_Try it_:
With pictures left out, output exactly the lines from the line holding "Decode this image" through the end of the data, both included.

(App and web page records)
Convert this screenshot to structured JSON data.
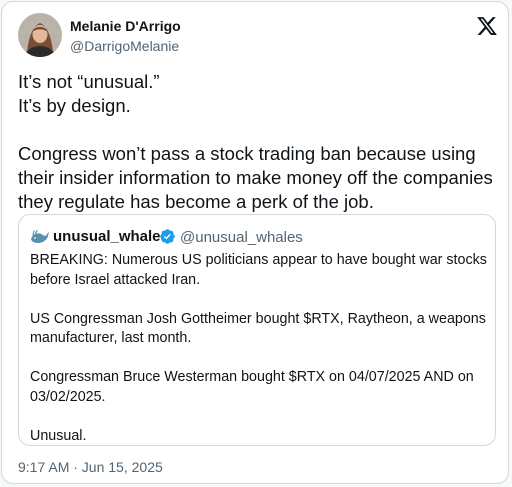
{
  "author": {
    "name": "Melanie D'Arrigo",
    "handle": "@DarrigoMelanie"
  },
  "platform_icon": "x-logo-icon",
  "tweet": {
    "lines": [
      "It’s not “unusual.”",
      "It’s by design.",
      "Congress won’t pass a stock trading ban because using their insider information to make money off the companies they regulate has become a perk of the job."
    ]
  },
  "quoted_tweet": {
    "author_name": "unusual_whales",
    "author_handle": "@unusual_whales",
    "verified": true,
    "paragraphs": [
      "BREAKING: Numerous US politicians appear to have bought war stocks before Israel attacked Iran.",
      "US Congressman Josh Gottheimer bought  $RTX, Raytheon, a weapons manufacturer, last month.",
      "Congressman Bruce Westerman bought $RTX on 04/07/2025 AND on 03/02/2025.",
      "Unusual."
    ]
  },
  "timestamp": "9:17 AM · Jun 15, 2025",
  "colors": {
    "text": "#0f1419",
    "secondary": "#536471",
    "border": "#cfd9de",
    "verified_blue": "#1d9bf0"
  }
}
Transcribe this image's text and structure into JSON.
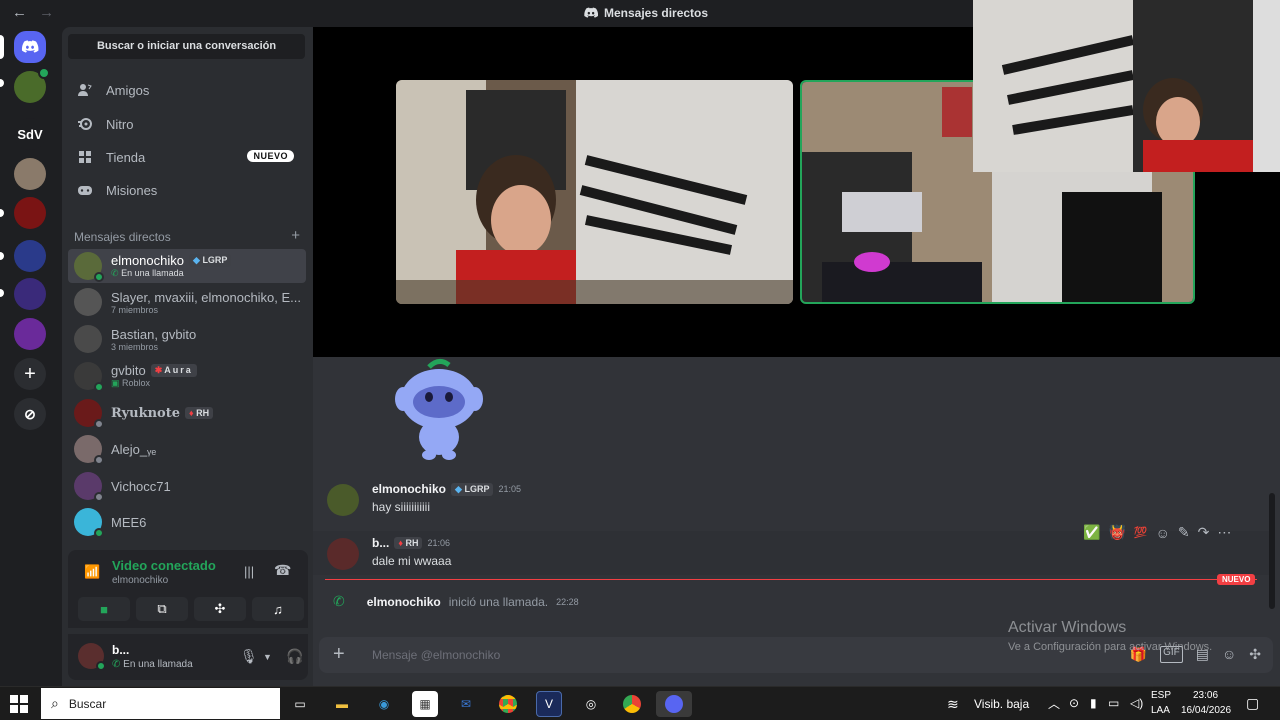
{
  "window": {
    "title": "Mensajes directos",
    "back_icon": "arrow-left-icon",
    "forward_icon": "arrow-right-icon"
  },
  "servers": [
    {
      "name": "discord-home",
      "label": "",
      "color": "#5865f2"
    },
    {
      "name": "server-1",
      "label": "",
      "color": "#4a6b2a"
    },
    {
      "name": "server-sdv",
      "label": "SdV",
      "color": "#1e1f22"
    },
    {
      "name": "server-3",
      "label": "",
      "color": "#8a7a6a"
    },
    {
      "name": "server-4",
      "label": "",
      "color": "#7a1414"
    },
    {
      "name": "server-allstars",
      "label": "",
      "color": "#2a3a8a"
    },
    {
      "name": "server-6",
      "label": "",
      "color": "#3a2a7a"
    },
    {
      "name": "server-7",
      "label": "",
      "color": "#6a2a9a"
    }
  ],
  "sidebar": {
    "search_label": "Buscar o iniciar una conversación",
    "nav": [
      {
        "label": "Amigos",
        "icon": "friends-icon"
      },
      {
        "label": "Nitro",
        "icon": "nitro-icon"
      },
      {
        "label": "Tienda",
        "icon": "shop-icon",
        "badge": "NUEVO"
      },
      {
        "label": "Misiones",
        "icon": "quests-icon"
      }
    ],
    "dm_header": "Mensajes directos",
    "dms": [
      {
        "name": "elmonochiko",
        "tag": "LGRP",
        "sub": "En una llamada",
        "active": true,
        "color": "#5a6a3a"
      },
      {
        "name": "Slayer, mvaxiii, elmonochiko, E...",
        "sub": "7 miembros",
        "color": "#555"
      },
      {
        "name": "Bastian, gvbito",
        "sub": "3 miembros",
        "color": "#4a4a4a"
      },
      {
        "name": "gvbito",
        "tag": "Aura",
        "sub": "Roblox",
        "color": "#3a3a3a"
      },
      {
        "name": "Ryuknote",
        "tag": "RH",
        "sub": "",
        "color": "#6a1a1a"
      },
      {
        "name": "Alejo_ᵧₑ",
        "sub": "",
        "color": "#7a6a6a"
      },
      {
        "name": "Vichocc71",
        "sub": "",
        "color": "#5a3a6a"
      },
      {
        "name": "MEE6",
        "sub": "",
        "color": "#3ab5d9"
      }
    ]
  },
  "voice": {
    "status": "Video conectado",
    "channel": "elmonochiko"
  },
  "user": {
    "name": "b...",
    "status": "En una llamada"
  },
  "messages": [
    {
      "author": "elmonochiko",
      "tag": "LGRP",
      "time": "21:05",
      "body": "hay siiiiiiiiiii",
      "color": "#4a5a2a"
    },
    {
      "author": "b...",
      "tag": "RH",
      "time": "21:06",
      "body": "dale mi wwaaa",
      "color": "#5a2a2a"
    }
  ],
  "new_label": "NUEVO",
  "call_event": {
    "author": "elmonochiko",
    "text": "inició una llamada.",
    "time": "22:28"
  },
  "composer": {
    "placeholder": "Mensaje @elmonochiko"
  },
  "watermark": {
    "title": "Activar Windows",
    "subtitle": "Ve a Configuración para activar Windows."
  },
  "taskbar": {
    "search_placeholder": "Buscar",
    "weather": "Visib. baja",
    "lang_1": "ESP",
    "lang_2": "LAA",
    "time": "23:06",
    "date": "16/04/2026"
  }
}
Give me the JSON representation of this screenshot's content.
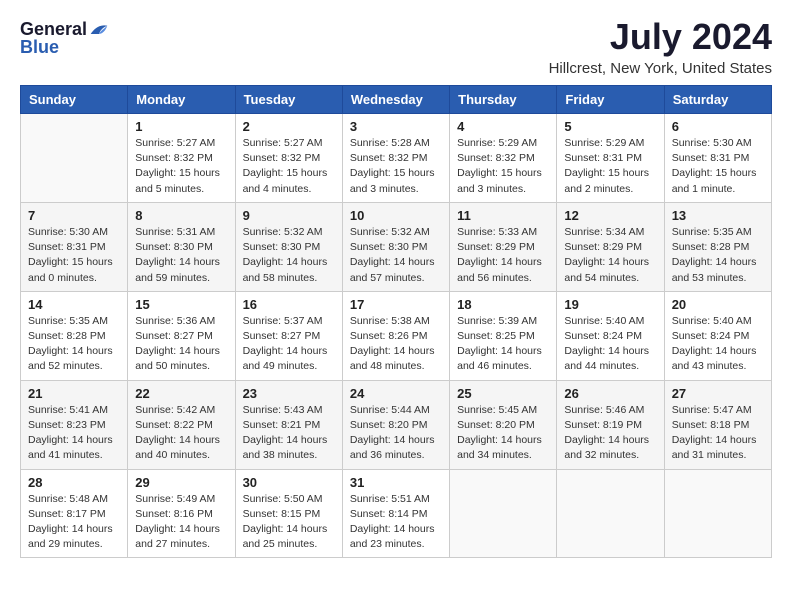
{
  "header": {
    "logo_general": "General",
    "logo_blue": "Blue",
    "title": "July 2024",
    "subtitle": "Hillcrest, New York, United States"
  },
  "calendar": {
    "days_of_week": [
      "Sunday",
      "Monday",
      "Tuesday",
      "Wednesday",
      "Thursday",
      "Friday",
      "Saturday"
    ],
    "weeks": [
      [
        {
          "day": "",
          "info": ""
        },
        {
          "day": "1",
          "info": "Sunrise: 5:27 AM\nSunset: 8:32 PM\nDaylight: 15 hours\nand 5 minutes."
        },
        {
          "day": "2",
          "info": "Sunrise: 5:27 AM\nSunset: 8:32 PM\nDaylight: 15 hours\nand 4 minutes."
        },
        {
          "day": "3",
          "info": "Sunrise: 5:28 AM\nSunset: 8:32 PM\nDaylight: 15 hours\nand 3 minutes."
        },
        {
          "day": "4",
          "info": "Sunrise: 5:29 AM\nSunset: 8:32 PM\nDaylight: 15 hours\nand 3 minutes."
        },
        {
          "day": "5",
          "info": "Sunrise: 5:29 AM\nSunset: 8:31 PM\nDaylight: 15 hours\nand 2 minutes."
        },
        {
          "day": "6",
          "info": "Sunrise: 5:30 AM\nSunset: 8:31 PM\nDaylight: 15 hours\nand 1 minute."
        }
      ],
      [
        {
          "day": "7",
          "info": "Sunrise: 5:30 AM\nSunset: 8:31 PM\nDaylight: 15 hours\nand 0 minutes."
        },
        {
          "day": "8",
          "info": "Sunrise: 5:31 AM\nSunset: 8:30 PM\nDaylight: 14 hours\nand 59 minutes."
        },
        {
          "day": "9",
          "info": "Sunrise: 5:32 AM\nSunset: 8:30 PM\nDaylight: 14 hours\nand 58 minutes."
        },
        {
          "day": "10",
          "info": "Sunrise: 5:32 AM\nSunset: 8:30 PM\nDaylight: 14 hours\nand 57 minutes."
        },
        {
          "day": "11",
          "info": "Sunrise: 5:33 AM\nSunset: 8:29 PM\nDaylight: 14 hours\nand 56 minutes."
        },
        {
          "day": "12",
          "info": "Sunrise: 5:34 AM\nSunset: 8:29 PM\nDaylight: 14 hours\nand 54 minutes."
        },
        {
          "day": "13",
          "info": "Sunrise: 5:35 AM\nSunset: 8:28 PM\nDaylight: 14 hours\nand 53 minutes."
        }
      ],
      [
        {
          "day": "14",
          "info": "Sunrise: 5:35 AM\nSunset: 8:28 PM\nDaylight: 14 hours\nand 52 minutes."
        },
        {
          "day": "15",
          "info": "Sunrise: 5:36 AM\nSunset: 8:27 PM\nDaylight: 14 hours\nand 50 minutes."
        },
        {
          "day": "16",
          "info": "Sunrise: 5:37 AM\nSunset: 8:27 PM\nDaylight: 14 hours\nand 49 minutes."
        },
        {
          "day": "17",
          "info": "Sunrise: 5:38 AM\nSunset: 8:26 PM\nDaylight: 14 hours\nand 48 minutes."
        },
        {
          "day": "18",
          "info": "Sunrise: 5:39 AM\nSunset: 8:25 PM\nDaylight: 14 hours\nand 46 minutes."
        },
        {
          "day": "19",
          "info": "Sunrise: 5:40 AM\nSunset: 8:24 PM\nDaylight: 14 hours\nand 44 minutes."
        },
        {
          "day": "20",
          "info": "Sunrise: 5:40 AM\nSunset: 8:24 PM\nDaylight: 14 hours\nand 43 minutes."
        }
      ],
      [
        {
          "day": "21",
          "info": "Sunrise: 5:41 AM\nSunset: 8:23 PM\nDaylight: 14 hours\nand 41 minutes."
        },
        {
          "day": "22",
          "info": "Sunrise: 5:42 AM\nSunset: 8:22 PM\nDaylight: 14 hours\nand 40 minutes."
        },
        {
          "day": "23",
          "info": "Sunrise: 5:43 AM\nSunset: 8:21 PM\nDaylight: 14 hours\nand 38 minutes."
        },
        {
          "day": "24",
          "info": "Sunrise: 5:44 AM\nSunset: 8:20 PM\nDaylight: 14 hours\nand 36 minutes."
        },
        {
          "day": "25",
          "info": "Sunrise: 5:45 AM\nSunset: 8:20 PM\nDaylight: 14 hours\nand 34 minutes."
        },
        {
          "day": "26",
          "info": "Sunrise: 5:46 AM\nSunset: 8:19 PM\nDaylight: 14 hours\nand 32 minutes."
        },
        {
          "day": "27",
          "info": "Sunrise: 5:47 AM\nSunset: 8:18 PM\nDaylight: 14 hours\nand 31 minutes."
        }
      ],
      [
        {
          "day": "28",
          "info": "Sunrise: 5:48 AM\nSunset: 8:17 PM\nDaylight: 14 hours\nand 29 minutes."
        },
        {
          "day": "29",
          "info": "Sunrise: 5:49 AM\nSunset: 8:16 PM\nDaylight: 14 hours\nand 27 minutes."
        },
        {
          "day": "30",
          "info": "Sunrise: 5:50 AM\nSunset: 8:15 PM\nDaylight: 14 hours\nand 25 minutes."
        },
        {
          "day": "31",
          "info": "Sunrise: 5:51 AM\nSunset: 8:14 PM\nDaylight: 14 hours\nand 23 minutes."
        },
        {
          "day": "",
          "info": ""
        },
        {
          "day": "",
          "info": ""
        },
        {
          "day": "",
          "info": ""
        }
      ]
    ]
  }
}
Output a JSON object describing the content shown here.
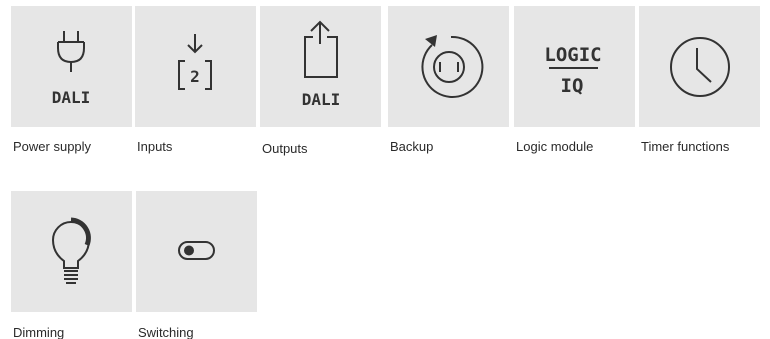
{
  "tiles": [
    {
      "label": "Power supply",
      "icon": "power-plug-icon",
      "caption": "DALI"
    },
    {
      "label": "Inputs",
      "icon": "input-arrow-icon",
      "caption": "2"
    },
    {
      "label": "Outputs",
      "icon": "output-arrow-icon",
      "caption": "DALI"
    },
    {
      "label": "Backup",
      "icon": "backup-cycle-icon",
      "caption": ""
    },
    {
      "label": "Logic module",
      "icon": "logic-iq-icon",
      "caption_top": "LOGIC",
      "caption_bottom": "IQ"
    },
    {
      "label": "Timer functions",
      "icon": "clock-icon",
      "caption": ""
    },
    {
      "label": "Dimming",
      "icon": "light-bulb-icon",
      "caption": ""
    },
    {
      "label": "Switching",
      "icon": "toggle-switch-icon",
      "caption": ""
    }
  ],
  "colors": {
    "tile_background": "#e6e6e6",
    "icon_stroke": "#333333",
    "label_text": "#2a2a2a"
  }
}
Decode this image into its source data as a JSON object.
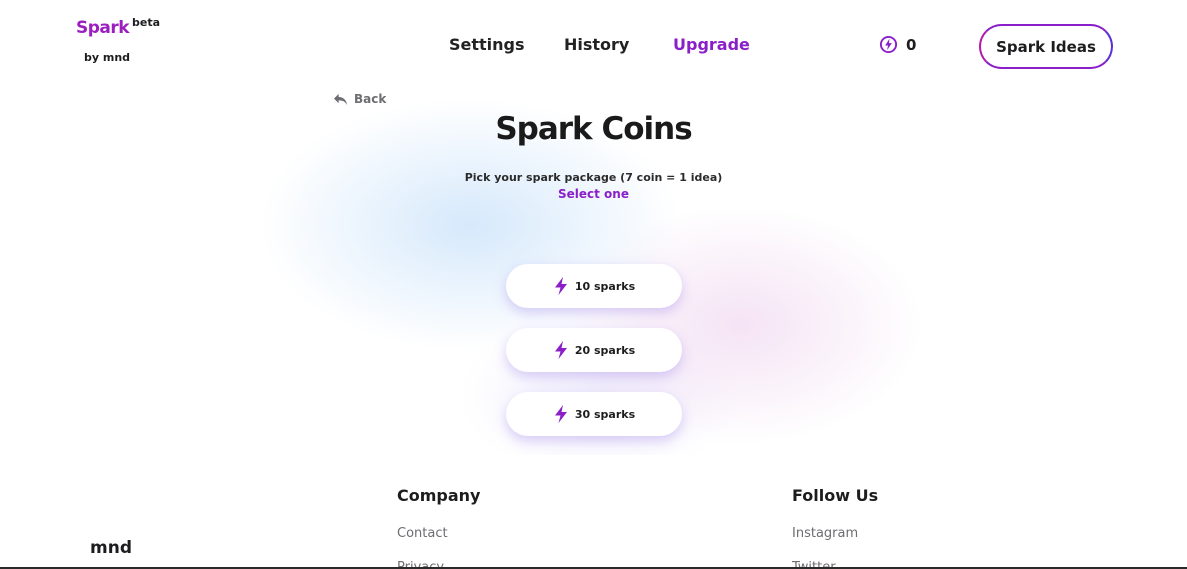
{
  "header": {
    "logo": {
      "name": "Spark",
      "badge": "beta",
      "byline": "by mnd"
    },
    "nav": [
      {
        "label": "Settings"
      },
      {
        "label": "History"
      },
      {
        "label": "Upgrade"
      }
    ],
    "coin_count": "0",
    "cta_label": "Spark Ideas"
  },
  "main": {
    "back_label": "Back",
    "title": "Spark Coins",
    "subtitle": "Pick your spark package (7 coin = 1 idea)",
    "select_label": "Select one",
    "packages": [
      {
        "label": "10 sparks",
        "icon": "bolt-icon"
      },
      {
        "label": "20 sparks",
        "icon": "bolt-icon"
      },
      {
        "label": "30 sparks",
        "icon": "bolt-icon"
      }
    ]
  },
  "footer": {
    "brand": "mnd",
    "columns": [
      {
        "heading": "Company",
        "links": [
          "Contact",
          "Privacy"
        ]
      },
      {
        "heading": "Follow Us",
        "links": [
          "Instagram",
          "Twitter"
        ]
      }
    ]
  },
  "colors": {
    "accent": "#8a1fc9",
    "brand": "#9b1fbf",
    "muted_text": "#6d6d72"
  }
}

_Task response_:
Decode this image into its source data as a JSON object.
{
  "header": {
    "logo": {
      "name": "Spark",
      "badge": "beta",
      "byline": "by mnd"
    },
    "nav": [
      {
        "label": "Settings"
      },
      {
        "label": "History"
      },
      {
        "label": "Upgrade"
      }
    ],
    "coin_count": "0",
    "cta_label": "Spark Ideas"
  },
  "main": {
    "back_label": "Back",
    "title": "Spark Coins",
    "subtitle": "Pick your spark package (7 coin = 1 idea)",
    "select_label": "Select one",
    "packages": [
      {
        "label": "10 sparks",
        "icon": "bolt-icon"
      },
      {
        "label": "20 sparks",
        "icon": "bolt-icon"
      },
      {
        "label": "30 sparks",
        "icon": "bolt-icon"
      }
    ]
  },
  "footer": {
    "brand": "mnd",
    "columns": [
      {
        "heading": "Company",
        "links": [
          "Contact",
          "Privacy"
        ]
      },
      {
        "heading": "Follow Us",
        "links": [
          "Instagram",
          "Twitter"
        ]
      }
    ]
  },
  "colors": {
    "accent": "#8a1fc9",
    "brand": "#9b1fbf",
    "muted_text": "#6d6d72"
  }
}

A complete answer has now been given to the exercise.